I never would have thought we’d see a plus-size model on the cover of the Sports Illustrated swimsuit issue. Much has been made of body size and body image lately.
Wish it were going on when I was a kid. For me, being fat brought shame and misery. I was the only one in my family with a weight problem.
My pretty sister was a popular cheerleader with great friends and devoted boyfriends. My mother was newly single, pretty, smart and dating happily. I was fat with braces, acne and frizzy hair. Suffice it to say, I did not date. Not for many, many years.
School meant teasing and loneliness. To comfort myself, I just ate more and continued to gain weight, outgrowing clothes on a regular basis.
Mom was a single mother who supported the family as a piano teacher. Often, she begged me to stop eating so much – she couldn’t afford to keep re-stocking the refrigerator or all the new clothes I’d need with each new size.
Being fat felt like the worst, most horrible thing to be. I hated myself and my body.
In my 20s, I starved myself down to skinny and that brought more misery. The severe deprivation brought weakness, anger and desperation. At 30, I found alcohol, which I’d never drunk before because I had food to fill my emptiness. I decided to drink instead of eat. Soon, I was doing both – binge drinking and binge eating. Bulimia set in.
After several horrible years of getting drunk, binging and purging all night, I was introduced to crack cocaine, which seemed the answers to all my problems. I wasn’t interested in anything else – so I felt crack cured my alcoholism. I lost all interest in eating, so weight wasn’t interesting, nor was binging, purging nor starving. I was thrilled.
But, of course, crack, as it does, took me down very very badly, almost irreparably.

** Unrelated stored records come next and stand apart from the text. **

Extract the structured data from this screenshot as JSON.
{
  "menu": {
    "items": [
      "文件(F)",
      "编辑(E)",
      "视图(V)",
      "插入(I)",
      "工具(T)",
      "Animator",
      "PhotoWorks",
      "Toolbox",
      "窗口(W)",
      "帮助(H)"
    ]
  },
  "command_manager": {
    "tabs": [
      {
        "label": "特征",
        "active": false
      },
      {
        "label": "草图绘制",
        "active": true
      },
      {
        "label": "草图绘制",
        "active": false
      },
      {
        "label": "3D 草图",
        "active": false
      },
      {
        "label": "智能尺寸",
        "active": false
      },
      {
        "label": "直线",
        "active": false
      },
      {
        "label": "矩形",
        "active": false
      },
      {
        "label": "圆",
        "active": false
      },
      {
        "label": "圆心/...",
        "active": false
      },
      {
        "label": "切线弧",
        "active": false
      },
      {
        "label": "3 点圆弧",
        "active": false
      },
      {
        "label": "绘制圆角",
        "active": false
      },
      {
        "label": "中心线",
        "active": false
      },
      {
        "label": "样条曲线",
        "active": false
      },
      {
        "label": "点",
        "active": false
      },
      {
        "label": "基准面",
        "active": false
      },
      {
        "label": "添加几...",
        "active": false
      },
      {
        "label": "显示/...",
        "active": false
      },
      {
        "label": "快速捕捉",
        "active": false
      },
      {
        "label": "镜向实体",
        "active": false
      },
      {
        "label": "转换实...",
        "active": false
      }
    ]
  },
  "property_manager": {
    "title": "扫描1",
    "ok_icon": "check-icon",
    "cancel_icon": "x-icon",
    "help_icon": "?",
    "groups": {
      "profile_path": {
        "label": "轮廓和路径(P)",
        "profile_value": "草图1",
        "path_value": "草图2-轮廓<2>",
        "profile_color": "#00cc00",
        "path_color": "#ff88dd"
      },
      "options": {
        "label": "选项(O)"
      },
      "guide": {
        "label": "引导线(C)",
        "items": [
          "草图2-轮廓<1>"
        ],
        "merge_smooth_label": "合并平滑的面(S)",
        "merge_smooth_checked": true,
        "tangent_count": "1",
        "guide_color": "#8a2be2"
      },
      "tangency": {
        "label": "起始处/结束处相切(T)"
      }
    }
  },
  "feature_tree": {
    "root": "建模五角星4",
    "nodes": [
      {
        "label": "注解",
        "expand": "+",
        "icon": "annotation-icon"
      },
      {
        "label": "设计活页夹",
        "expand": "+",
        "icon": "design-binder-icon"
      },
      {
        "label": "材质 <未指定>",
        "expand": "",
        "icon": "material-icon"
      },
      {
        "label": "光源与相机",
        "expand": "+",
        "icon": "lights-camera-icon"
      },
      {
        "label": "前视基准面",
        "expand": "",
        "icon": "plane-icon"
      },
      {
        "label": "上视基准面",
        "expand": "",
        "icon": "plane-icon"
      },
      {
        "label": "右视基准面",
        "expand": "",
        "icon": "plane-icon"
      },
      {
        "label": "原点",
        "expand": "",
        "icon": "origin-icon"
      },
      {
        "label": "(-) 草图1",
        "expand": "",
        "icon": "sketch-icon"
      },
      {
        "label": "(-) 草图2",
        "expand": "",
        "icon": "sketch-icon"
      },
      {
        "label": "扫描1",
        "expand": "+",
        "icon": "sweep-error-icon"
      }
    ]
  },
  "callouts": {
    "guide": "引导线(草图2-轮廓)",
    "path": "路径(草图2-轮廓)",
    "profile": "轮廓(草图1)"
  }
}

I was one of the lucky ones and 12 miraculous Steps resolved all for me and now at nearly 52, I walk free of all my addictions.
But, imagine what my life would have looked like if my weight and my looks hadn’t meant so damn much. Bring on the plus size models.
I admit I wonder what other people eat and how they relate to food. At Dunkin Donuts this morning, the woman ahead of me ordered hot chocolate and a bagel with butter. Were they both for her, does she exercise, what will she eat for lunch, does she eat lunch?
All these years removed from compulsive eating, anorexia and bulimia, I’m still curious how “normal” people eat and wonder who is a normal eater and who isn’t and how that is defined, anyway.
In my last post, I talked about supermodel Tess Holliday, a plus-sized woman with seemingly fantastic self-confidence. I love her attitude and her message – love yourself at very size.
Holliday has gotten backlash for her weight and her message – some feel she’s a bad role model for women, particularly young women. They say she’s saying it’s fine to be fat, and that’s bad.
Most naysayers point to health-related issues that may occur with excess weight. I suppose that could be part of it, but woman’s intuition tells me that many people just don’t like fatness.
When I was 60 pounds heavier than I am now, I was in fine health. I wasn’t physically comfortable, but all my vitals were good and there was nothing wrong with me. But I can’t tell you how many people insisted I needed to lose weight. Near strangers raised eyebrows when I ordered dessert, asking if I “really need that”?
When I weighed my current weight, but suffered from severe bulimia, puking frequently through the day and over-dosing on laxatives, the compliments flew because I was thin. No one made any comments about how or what I ate. In fact, many sought my advice on how to lose and maintain a slim weight. But I was so sick and did permanent damage to my health.
So, you can’t really gauge someone’s health by her weight.
I am curious about someone like Ms. Holliday’s approach to eating. I don’t judge her – it’s her body (!), but just wonder if it is possible to have a healthy diet and healthy relationship with food and still weigh 280 pounds at 5’5? It seems it would take a lot of food and a lot of eating to maintain that weight.
My curiosity stems from my own lifetime of food and body issues. I always wonder…